  • 2000-12-21
  • Aleksei Gunter
TALLINN - Two significant laws whose effect will be long-lasting - the Law on Digital Signature and the Telecommunications Act - have just become operative in Estonia.

The Law on Digital Signature, in force from Dec. 15, has been seen by many IT specialists as a strong tool for the further development of e-commerce. But now it is clear that digital signature will reach end-users only at the end of the next year.

Arne Ansper from Kuberneetika Ltd., an IT company that has consulted the Estonian National Communications Board on digital signature issues, told The Baltic Times that at first interested companies should register at the Board. This takes some time, he said, but without the Board's authorization the signature would be invalid.

"One of the first fields to experience digital signature is accounting," said Ansper.

"Digital signature is a way of personal identification online, equal to a regular written signature," said Aivar Vadi, an expert from the IT company Kungla Dialoog. Banks, state institutions and telecommunications companies are those most interested in launching the system in Estonia, according to Vadi.

"Many computer programs already support digital signing. It is the PKI [public key infrastructure] that needs to be developed in Estonia," Vadi said. PKI is also necessary for personal ID cards.

A digital signature registered at the licensed provider company would look like a string of symbols that a user would enter in Web sites or e-mails to identify himself.

Estonia's minister of transport and communications, Toivo Jurgenson, said that the new type of autograph, unfortunately, would not put an end to all bureaucratic procedures at once.

But government structures, above all the Communications Board, will apparently be among the digital signature pioneers.

"The government has to develop and approve the rules for using the signature by March 1, 2001, to allow official organizations to shift from paper to digital record-keeping from June 1, 2001," said Jurgenson.

The minister added that some laws might have to be changed in order to fully implement digital signature.

Mait Heidelberg, vice-chancellor at the Transport and Communications Ministry, explained how the innovation would ease lives of people from all walks of life.

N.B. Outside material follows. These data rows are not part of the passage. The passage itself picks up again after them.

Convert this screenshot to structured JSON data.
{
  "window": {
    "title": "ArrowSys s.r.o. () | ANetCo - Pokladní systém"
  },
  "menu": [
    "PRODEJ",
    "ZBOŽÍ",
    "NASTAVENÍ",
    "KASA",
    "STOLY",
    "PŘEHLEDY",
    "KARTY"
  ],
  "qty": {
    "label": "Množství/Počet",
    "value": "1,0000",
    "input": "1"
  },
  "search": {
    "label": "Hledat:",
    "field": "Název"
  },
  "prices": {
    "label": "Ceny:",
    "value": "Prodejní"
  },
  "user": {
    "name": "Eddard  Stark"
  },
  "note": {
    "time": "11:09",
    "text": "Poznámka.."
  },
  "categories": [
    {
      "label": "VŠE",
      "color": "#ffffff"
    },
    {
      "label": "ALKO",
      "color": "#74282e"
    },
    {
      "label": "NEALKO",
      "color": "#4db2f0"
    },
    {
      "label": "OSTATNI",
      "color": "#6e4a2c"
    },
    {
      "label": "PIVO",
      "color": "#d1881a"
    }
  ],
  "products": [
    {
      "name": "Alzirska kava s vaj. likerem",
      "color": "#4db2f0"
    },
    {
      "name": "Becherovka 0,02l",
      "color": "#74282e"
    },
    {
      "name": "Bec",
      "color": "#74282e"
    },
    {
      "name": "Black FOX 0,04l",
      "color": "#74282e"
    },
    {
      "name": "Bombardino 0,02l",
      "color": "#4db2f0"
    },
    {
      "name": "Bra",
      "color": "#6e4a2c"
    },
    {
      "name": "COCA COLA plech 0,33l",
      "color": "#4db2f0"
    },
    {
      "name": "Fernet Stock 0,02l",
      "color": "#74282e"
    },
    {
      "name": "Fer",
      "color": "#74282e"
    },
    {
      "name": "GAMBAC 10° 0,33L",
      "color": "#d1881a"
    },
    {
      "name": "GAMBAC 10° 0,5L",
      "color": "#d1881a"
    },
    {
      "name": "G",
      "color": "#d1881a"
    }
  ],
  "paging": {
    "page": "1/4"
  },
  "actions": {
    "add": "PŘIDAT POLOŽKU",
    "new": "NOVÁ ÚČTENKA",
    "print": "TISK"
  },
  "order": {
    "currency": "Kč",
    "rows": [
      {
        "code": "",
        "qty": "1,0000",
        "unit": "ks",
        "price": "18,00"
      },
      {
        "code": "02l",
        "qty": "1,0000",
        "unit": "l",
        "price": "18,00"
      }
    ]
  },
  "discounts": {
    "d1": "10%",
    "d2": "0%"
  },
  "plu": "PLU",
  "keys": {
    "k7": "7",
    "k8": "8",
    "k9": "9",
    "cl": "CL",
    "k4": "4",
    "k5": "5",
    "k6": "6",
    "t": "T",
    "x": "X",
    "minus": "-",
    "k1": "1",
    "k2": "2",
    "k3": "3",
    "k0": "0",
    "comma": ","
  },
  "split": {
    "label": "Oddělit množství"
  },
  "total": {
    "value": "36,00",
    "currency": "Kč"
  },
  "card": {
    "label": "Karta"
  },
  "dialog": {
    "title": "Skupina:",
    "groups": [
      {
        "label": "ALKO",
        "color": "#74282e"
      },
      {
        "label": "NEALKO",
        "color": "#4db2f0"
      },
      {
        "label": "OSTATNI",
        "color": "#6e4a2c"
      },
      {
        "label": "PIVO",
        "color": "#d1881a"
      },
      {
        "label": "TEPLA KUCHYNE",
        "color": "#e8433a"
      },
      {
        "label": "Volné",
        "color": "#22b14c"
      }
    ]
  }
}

"We all know Internet banking is booming. But to get a bank account a person should still go to the bank, fill in some papers and, of course, sign them. Digital signature would stop people having to do that," said Heidelberg.

Heidelberg also commented that the ultimate use of digital personal signing would be available only after the implementation of electronic ID cards, which is being planned over the next two years.